I was inspired by my “empty DACL” issue, and what I remembered of Jesper’s “Is That Application Really Secure?” talk from last June’s Microsoft Tech-Ed conference, to test whether my security issue was caused by a NULL or empty DACL.
Jesper had said in his talk that Vista changes the behaviour of NULL and empty DACLs – that NULL DACLs were changed to mean “no access”, from Windows XP’s behaviour of “full control to everyone”; and that empty DACLS are changed to mean “no access”, from XP’s “full control to owner; no access to everyone else”.
Note, however, what ICACLS, Vista’s replacement for CACLS and XCACLS says on files that I create and assign restrictions to:
empty.txt No permissions are set. All users have full control.
null.txt No permissions are set. All users have full control.
Successfully processed 2 files; Failed processing 0 files
As you can see, ICACLS says that both an empty DACL and a NULL DACL mean “everyone, full control”. Here’s what Explorer properties says about them each:
So, ICACLS disagrees with Explorer, and they both disagree with Jesper.
Although Jesper’s the most reliable source I know, he was of course talking about Beta software that was not yet tied down, so it’s entirely possible that what was true in the Beta version of Vista last June (or was planned to be true by release time) got changed before the product could actually make it to market.
The best thing to do, then, is to test.
Sure enough, I can write to the NULL DACL file from any account, and I can’t write to the empty DACL file from any account – including the owner of the file.
So, Explorer’s right, this time around. NULL DACL means “full access to anyone, including the guest”, and an empty DACL means “no access to anyone, including the owner”.
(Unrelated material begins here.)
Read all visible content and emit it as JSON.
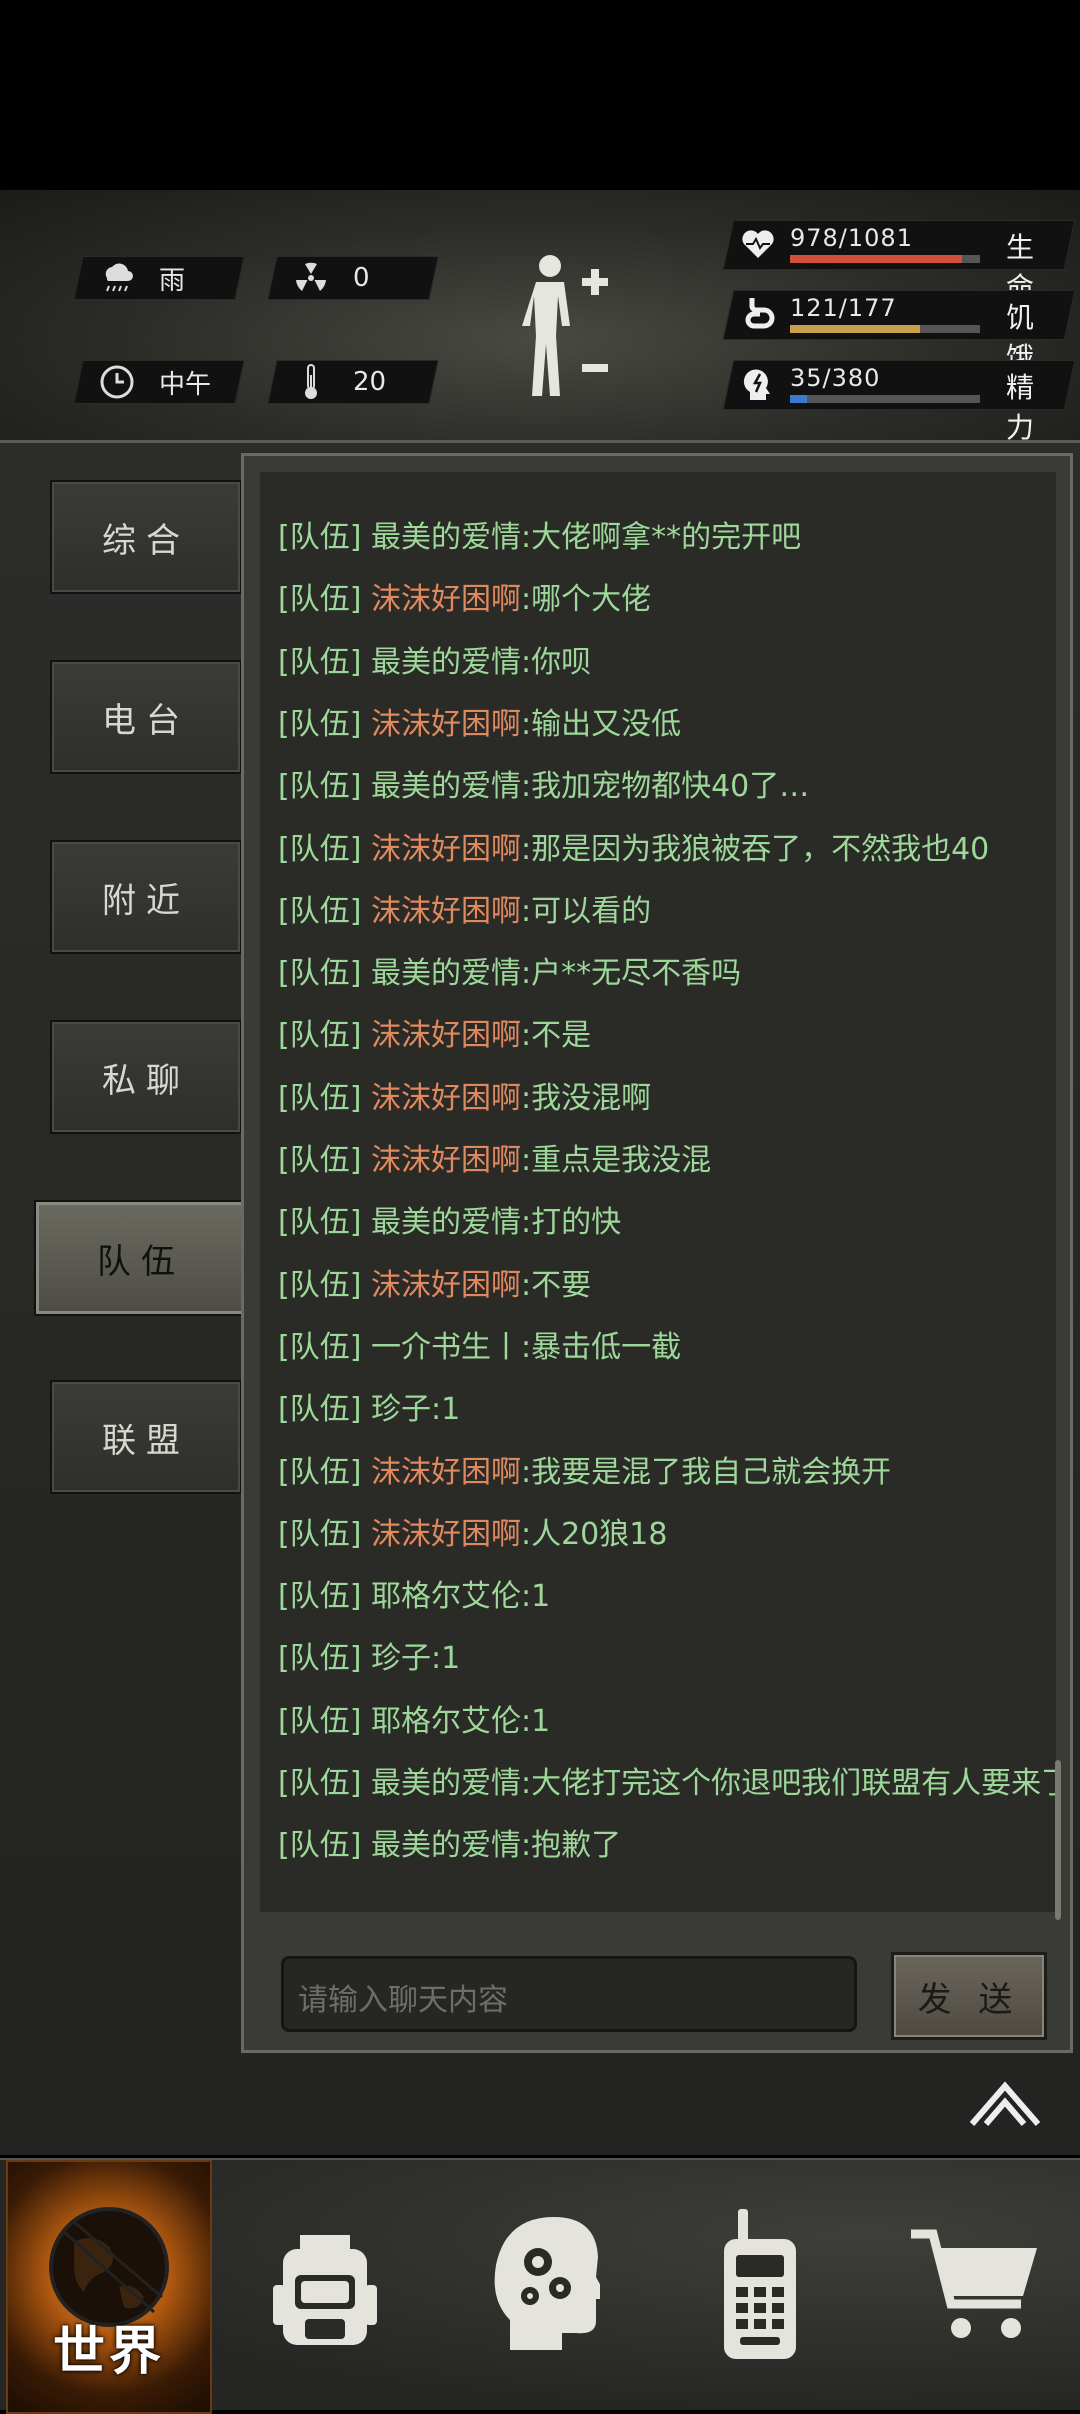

I discussed this with Jesper, who noted that he was passing on statements from other team members about functional changes that obviously didn’t make it in to the final cut for Vista – whether for time reasons, or because the changes were ruled inappropriate (maybe backwards compatibility got in the way?).
This demonstrates that you absolutely need to not only understand the documentation for the behaviour of various DACL settings, but that you also need to test, test, and test again on all the platforms you support.
Null DACLS, then, are still a phenomenally bad idea, and you just plain shouldn’t use SetNamedSecurityInfo if you don’t know what you’re doing!